• Task to complete: Go through the entries and copy every line that has the string "files" in it.

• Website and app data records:
════════

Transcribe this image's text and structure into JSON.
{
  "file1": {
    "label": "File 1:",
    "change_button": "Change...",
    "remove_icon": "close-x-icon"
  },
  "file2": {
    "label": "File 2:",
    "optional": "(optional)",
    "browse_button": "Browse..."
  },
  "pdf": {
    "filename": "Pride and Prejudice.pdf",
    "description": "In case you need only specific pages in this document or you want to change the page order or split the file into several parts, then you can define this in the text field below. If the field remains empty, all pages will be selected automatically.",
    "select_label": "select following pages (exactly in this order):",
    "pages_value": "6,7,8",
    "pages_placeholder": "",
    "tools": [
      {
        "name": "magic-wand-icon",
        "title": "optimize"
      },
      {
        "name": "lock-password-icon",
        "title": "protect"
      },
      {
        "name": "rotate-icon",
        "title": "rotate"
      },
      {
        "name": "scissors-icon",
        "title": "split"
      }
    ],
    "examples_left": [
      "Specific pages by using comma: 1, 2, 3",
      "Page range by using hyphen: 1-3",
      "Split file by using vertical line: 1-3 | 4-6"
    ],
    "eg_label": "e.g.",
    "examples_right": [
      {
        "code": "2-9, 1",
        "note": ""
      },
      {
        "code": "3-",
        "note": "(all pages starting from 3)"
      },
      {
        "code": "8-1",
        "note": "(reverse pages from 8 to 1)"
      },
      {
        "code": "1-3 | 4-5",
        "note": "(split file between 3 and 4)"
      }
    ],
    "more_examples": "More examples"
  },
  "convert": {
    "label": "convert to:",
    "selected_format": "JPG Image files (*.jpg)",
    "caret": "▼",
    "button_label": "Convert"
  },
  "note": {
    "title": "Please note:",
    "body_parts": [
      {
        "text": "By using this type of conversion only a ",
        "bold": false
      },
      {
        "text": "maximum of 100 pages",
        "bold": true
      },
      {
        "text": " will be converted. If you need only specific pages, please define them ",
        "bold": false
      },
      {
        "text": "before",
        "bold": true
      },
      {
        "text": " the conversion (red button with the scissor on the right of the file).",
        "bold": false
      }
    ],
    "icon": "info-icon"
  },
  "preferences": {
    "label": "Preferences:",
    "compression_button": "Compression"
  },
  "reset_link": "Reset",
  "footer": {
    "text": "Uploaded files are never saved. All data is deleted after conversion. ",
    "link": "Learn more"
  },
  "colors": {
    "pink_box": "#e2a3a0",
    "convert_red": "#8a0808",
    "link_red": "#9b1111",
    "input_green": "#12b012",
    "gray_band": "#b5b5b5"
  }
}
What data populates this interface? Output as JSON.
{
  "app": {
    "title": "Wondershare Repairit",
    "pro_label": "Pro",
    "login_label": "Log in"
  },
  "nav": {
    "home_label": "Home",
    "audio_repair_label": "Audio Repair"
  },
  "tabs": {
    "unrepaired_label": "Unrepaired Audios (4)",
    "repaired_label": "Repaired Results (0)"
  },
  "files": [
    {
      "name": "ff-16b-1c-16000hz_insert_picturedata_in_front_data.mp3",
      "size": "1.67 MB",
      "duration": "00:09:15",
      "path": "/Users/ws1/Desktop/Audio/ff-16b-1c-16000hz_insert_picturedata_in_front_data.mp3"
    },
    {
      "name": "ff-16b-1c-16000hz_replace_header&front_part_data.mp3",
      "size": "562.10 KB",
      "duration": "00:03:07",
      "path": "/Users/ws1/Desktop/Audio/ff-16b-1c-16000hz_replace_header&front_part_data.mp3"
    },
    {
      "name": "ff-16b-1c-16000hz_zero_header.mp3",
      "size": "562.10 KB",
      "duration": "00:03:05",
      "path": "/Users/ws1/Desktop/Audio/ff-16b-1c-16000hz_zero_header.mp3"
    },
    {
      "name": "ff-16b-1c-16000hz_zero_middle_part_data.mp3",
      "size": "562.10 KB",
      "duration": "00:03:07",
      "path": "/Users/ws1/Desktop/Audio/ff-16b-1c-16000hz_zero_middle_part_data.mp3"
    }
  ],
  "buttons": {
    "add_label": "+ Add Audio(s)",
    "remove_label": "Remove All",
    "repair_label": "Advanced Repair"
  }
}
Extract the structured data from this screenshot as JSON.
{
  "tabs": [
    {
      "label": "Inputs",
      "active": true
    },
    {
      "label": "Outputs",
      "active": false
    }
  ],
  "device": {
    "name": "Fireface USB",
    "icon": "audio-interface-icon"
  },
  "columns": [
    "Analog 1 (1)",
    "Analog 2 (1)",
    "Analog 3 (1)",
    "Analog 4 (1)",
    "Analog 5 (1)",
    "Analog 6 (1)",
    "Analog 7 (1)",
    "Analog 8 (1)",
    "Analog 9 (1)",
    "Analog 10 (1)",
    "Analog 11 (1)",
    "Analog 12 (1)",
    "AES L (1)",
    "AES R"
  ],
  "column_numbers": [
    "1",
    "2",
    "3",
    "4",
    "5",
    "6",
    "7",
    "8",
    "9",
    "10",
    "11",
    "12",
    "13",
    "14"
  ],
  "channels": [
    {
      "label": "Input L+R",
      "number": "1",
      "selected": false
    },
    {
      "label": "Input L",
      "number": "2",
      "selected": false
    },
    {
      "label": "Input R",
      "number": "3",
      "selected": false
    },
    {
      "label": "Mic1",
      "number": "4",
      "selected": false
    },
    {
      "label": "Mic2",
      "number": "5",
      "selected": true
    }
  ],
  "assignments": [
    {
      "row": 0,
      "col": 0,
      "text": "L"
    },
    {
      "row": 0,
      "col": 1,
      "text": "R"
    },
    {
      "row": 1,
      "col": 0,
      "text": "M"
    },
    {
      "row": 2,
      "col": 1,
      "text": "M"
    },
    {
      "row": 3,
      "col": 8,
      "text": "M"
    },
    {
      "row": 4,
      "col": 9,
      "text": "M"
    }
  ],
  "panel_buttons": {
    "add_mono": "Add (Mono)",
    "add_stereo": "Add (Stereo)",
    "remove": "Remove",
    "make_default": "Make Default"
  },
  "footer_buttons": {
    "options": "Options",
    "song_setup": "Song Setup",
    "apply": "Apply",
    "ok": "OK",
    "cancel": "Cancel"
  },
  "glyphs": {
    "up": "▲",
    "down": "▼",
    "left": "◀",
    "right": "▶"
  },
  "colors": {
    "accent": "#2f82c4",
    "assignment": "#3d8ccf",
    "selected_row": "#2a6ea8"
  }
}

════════

• Written solution:
    "selected_format": "JPG Image files (*.jpg)",
    "text": "Uploaded files are never saved. All data is deleted after conversion. ",
  "files": [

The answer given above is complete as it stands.